1Michael_S5ySure, in an ideal world, software would all be free for everyone; alas, we do not live in such a world :p. I used the proprietary package because it did exactly what I needed and doesn't require writing STAN code or anything myself. I'd rather not re-invent the wheel. I felt the tradeoff of transparency for efficiency and confidence in its accuracy was worth it, especially since I wouldn't be able to share the data either way (such are the costs of getting these questions on a 1200 person survey without paying a substantial amount). But the basic model was just a multilevel binomial model predicting the dependent variable using the treatments and questions asked earlier in the survey as controls.
An Effective Altruist Message Test

Yep, and alongside it, of course, the raw data!

An Effective Altruist Message Test

Yay for Bayesian regression (binomial, I'm guessing? You re-binned your attitude and donations responses? I think an ordered logit would be more appropriate here and result in less of a loss in resolution, or even a dirichlet, but then you'd lose yer ordering)! Those posteriors look decently tight, though I do have some questions!

I'm a little confused on what your control was, exactly. You have both points and distributions in your posterior plots, but you don't have any control paragraph blurb in you google doc questionnaire. How did you evaluate your con... (read more)

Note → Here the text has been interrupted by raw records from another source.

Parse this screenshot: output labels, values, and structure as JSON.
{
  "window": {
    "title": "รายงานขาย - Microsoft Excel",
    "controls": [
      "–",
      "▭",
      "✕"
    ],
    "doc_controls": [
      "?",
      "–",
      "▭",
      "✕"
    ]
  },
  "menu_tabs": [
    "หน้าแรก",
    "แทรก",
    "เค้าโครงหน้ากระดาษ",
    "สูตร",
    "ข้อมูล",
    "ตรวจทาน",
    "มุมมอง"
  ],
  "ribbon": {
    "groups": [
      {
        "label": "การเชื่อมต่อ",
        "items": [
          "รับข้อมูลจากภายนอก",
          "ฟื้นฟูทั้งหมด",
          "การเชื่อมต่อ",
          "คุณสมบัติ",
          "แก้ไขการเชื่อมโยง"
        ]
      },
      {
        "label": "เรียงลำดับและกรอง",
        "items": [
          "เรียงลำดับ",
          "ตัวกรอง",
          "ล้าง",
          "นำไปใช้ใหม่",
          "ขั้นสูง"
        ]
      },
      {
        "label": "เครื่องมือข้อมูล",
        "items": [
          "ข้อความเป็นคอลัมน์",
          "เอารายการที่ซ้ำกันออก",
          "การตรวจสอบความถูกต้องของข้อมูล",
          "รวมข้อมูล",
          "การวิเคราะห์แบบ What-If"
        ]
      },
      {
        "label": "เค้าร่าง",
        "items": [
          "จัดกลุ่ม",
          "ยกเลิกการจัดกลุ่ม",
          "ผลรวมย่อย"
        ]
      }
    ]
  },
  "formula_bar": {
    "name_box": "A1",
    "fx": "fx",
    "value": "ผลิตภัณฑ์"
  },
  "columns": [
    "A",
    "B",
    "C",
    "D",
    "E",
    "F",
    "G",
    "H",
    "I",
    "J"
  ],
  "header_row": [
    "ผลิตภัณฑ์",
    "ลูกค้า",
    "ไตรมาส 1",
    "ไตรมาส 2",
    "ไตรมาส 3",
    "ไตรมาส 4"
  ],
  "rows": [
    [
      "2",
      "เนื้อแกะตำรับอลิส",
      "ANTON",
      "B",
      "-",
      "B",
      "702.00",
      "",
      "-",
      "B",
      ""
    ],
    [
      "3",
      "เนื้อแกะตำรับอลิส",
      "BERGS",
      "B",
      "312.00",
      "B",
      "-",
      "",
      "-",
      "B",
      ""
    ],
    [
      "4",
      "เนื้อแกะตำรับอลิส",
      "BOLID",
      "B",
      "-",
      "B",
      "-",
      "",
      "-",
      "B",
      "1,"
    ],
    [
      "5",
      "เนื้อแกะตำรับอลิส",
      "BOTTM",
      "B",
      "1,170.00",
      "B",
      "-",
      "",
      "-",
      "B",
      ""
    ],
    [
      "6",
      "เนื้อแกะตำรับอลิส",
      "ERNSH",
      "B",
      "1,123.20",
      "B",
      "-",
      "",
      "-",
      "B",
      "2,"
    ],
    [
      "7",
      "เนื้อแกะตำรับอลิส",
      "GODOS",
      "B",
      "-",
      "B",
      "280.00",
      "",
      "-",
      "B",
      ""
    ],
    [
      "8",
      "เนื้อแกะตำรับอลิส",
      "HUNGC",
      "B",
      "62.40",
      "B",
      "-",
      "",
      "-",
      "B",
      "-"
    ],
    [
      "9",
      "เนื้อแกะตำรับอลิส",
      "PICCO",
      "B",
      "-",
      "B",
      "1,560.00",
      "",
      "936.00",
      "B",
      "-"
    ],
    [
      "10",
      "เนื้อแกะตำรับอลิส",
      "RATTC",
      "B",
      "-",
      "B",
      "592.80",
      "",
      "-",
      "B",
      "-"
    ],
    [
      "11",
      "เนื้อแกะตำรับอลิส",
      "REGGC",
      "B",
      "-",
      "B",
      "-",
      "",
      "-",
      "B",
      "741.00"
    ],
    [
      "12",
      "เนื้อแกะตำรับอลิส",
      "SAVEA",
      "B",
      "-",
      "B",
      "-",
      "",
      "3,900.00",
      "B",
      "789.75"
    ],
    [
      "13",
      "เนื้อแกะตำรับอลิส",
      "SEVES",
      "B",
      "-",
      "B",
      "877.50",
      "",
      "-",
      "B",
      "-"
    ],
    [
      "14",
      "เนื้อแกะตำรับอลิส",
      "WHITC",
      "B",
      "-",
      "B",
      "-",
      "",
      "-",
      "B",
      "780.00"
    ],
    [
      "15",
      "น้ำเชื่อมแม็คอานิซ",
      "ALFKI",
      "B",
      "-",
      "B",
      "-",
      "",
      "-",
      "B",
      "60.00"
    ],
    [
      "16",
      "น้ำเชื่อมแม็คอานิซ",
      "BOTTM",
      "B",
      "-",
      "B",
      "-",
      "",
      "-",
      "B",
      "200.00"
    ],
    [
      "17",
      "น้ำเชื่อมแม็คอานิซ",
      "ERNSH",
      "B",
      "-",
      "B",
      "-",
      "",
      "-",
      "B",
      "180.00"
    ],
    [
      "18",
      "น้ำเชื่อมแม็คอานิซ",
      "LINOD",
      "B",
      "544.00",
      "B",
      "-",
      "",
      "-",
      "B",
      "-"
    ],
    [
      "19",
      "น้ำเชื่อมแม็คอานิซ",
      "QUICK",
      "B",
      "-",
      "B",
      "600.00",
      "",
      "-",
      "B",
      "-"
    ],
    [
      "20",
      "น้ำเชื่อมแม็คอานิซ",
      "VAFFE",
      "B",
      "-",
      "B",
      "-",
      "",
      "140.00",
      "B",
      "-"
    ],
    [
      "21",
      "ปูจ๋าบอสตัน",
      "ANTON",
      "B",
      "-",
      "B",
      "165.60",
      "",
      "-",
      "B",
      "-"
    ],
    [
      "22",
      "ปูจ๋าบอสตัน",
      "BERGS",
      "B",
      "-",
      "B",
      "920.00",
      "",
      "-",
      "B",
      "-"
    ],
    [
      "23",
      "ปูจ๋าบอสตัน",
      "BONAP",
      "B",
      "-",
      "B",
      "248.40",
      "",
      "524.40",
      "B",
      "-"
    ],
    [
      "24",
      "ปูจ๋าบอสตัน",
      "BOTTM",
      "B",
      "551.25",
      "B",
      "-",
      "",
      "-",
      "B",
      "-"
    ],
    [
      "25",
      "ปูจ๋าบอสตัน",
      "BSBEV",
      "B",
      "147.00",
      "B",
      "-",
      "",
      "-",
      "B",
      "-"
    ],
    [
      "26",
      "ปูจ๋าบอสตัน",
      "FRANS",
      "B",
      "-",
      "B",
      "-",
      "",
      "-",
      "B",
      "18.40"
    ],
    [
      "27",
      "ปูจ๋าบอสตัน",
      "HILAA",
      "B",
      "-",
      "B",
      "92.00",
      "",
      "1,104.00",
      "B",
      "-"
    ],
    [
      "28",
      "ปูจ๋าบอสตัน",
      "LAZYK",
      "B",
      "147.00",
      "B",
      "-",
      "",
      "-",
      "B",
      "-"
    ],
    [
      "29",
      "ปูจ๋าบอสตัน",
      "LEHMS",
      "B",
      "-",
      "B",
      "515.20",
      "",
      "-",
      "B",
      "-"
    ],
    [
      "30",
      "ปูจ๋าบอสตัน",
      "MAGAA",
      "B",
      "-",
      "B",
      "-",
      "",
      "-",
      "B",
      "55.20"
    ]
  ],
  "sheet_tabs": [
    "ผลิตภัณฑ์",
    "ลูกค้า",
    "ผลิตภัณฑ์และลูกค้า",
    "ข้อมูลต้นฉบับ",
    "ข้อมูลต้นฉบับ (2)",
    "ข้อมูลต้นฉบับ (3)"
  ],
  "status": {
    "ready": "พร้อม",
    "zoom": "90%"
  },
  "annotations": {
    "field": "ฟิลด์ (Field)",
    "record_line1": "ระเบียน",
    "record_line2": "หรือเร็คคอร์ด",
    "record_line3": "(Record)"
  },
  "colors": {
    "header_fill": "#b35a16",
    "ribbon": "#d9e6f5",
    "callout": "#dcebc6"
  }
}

1Michael_S5yYup, binomial. The respondents in a treatment were each shown a message and asked how compelling they thought it was. The control was shown no message. Yeah; the plots are the predicted values for those given a particular treatment. and Average Treatment Effect is the difference with the control. I did not include every control used in the provided questionnaire. There were a mix of demographics/attitudinal/behavioral questions asked in the survey that I also used. These controls, particularly previous donations, were important for decreasing variance. I used a multilevel model to estimate the effects among those with and without a bachelor's degree. So, the bachelor's estimate borrow's power from those without a degree, reducing problems with over fitting. These models used STAN, which handles these multilevel models well. Convergence was assessed with gelman-rubin statistics.
2Peter Wildeford5yIt would be cool to provide the code, for both learning and verification purposes.